What needs to be done:
Across the entries below, how many lines contain the word "this"? Give the number alone.

Provided entries:
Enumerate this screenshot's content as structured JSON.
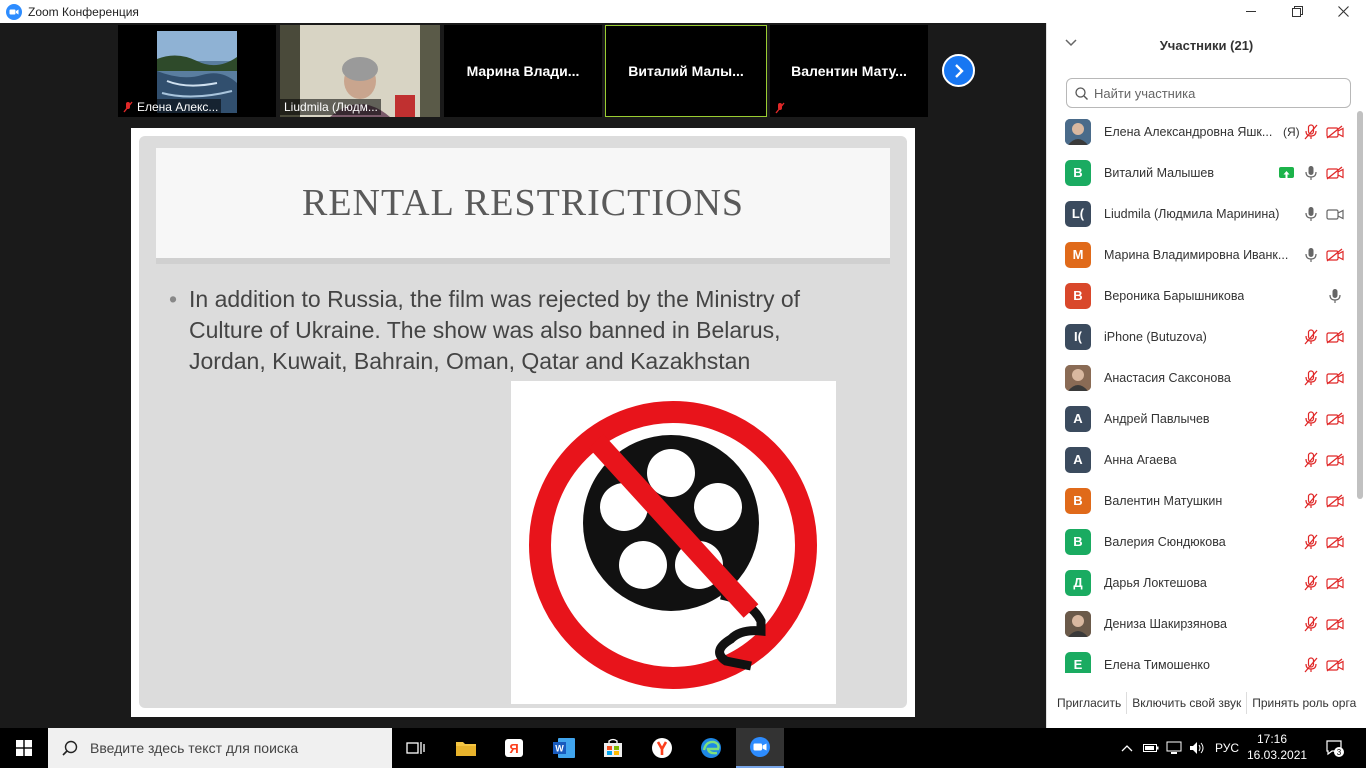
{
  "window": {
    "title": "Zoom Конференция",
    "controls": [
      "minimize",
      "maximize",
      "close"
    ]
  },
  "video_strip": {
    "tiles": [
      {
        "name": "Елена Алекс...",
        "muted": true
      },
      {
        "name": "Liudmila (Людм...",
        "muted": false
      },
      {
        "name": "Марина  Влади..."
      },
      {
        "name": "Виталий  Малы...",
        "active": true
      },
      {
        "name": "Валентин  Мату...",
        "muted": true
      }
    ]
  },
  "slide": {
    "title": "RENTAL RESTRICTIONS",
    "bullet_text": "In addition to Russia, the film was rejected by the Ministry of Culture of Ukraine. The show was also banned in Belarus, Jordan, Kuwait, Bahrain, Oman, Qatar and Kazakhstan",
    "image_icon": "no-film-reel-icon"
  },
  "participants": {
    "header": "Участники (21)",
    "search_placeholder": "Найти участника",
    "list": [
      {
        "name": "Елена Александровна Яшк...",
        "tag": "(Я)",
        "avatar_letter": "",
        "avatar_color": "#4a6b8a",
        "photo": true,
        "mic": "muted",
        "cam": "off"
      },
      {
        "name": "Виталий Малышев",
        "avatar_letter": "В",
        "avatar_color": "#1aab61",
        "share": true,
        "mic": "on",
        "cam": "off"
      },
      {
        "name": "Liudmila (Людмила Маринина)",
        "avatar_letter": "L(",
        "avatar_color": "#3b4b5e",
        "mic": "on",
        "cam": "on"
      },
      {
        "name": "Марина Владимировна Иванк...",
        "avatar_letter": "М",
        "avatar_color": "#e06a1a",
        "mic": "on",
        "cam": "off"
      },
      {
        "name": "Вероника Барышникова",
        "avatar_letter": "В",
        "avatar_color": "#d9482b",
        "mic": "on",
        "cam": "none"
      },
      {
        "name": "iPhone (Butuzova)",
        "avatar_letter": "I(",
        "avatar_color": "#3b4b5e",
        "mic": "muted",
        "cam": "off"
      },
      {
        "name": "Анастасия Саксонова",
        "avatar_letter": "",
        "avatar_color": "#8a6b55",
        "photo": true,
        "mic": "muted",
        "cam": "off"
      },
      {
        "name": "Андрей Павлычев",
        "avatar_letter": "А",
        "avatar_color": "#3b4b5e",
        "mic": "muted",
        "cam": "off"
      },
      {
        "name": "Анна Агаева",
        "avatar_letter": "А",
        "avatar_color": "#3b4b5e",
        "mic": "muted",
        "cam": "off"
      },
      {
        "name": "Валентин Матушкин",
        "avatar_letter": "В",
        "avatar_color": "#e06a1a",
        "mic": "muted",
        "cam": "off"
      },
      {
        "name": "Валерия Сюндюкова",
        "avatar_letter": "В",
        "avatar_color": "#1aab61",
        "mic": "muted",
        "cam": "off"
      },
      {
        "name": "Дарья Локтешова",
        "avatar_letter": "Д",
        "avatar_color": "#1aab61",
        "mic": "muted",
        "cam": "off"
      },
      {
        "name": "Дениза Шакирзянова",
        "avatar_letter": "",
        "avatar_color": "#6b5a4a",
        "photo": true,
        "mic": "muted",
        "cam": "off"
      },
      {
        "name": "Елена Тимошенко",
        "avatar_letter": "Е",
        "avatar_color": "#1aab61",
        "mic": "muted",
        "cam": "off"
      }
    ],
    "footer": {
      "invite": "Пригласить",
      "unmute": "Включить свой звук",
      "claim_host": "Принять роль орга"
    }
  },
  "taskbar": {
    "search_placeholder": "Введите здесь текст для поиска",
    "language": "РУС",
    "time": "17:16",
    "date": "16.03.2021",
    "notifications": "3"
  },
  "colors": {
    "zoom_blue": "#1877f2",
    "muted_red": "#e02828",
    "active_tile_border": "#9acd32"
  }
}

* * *

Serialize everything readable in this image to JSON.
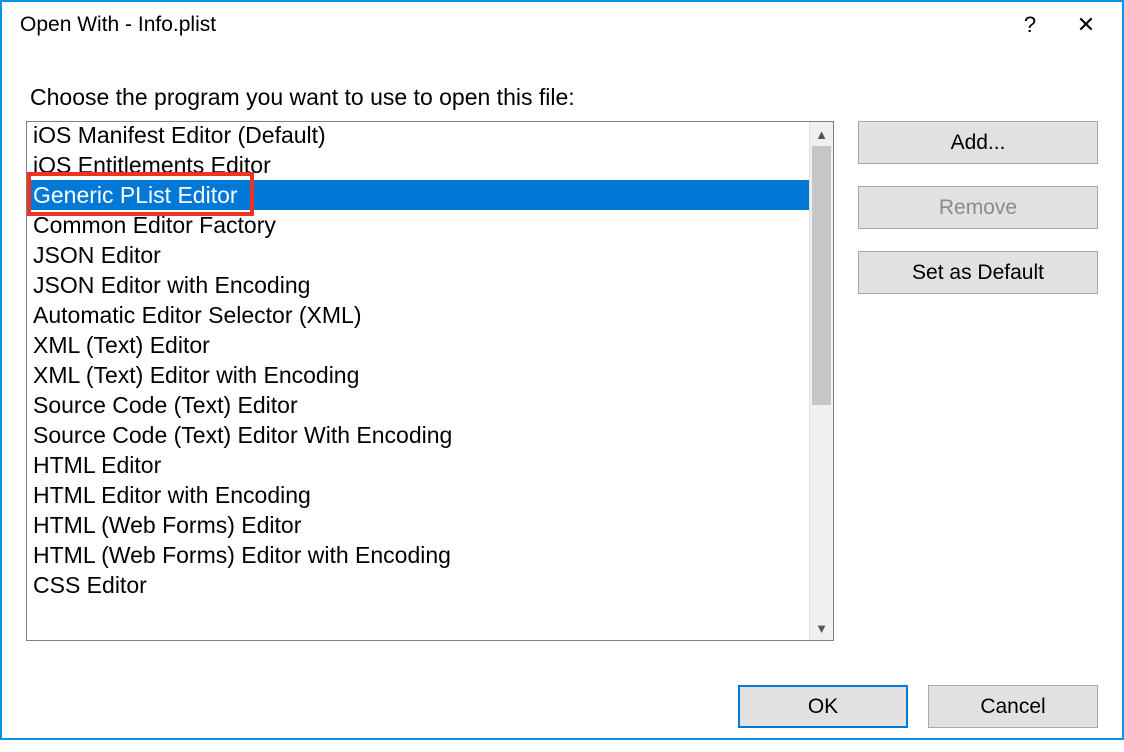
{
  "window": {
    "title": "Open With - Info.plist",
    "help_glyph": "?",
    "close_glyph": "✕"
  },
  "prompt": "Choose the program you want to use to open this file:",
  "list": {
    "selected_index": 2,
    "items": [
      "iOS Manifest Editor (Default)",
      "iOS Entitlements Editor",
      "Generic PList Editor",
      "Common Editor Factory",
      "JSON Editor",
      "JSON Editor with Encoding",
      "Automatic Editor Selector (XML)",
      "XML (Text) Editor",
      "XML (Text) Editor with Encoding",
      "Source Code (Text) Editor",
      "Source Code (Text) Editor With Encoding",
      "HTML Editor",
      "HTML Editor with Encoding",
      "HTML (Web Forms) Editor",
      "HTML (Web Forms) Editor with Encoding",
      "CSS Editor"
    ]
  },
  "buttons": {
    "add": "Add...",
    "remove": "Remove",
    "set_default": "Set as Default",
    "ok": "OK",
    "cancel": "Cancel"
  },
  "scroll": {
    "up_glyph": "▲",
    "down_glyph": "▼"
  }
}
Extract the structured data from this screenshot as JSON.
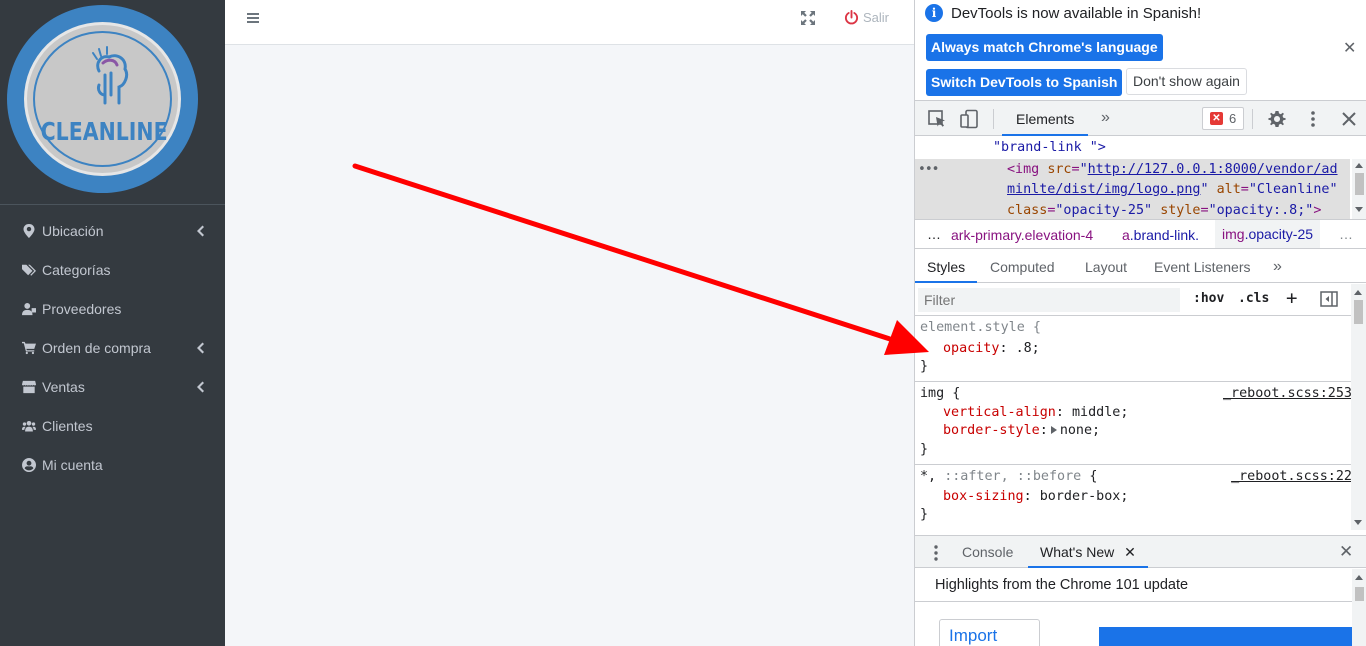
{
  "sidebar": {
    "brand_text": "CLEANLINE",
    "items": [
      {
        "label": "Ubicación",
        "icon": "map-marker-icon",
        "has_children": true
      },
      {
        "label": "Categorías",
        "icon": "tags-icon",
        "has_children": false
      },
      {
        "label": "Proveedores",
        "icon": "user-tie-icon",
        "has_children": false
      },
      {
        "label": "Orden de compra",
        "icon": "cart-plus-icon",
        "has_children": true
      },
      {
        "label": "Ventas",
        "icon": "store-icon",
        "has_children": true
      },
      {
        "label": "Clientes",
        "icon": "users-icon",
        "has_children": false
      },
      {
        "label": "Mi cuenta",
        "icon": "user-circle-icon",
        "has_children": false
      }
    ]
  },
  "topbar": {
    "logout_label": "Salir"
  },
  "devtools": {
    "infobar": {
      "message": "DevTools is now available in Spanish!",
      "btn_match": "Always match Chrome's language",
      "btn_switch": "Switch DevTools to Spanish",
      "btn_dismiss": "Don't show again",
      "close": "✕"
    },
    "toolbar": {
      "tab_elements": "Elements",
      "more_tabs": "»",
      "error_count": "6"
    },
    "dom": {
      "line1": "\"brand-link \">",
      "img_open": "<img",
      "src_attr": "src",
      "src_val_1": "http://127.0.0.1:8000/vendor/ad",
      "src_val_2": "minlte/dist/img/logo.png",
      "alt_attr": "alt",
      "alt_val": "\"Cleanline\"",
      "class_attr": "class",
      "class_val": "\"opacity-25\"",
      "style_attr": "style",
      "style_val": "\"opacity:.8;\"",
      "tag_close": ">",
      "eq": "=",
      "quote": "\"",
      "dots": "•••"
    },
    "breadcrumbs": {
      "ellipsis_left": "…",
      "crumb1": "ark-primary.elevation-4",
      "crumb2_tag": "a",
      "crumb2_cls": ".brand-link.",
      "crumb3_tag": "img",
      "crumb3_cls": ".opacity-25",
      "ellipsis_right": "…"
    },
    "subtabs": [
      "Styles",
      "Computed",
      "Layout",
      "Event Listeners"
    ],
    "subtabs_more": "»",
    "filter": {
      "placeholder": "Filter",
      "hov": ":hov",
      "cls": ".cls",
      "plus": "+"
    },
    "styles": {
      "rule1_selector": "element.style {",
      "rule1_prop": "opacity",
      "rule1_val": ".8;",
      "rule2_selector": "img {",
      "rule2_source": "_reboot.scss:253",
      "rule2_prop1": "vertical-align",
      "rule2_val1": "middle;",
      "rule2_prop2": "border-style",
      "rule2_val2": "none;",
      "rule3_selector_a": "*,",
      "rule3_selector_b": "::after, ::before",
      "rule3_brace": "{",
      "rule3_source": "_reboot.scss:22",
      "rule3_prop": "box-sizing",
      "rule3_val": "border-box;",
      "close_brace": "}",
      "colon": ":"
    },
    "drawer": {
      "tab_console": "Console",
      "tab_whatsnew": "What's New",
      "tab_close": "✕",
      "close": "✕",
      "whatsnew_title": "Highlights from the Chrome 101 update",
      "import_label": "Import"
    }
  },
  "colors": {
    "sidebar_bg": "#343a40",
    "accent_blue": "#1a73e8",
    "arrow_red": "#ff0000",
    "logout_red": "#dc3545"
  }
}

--

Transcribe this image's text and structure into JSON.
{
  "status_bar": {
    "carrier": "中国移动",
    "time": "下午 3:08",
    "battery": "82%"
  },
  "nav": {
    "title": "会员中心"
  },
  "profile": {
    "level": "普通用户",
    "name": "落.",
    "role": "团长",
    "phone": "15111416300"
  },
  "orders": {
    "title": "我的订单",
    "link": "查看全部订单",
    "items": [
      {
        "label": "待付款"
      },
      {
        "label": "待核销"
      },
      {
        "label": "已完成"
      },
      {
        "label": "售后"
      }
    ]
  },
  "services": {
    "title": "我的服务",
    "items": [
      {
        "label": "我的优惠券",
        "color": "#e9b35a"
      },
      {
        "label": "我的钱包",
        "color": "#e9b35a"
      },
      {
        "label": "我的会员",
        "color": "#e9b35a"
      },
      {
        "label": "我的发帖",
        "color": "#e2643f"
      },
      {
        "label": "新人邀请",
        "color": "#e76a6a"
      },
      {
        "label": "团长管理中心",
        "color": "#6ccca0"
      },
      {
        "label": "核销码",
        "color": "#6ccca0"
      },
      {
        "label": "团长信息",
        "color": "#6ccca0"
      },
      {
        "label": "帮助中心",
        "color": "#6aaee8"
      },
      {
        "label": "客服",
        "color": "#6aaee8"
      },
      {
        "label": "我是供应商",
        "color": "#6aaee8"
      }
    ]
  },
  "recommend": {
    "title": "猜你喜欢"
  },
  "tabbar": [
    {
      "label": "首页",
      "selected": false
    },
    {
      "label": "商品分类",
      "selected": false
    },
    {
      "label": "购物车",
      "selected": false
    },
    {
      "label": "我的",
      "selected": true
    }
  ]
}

Result of the exercise:
5